- Elaissari A: Thermally sensitive latex particles: preparation, characterization, and application in the biomedical field. In Handbook of Surface and Colloid Chemistry. 3rd edition. Edited by: Birdi KS. CRC Press, Boca Raton; 2009:539–566.
- Shamim N, Hong L, Hidajat K, Uddin MS: Thermosensitive-polymer-coated magnetic nanoparticles: adsorption and desorption of bovine serum albumin. J Colloid Interface Sci 2006, 304: 1–8. 10.1016/j.jcis.2006.08.047View Article
- Cheng X, Canavan HE, Graham DJ, Castner DG, Ratner BD: Temperature dependent activity and structure of adsorbed proteins on plasma polymerized N-isopropyl acrylamide. Biointerphases 2006, 1: 61–72. 10.1116/1.2187980View Article

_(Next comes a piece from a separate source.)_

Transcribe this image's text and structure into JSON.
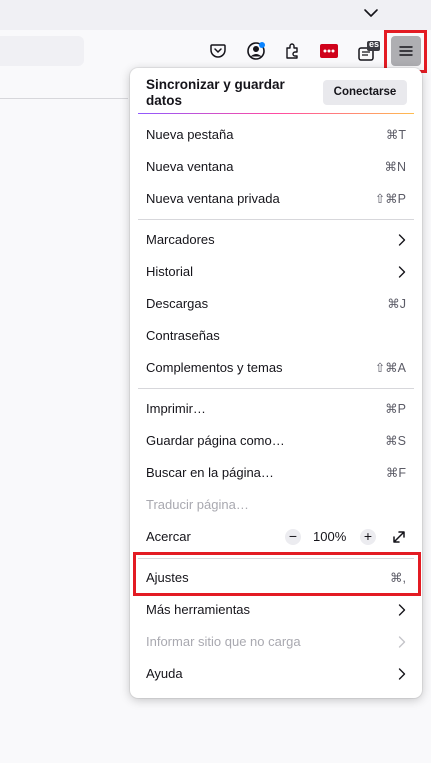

- Duracher D, Elaissari A, Mallet F, Pichot C: Adsorption of modified HIV-1 capsid p24 protein onto thermosensitive and cationic core-shell poly(styrene)-poly(N-isopropylacryl-amide) particles. Langmuir 2000, 16: 9002–9008. 10.1021/la0004045View Article
- Ang WS, Elimelech M: Protein (BSA) fouling of reverse osmosis membranes: implications for wastewater reclamation. J Membrane Sci 2007, 296: 83–92. 10.1016/j.memsci.2007.03.018View Article
This article is published under license to BioMed Central Ltd. This is an Open Access article distributed under the terms of the Creative Commons Attribution License (http://creativecommons.org/licenses/by/2.0), which permits unrestricted use, distribution, and reproduction in any medium, provided the original work is properly cited.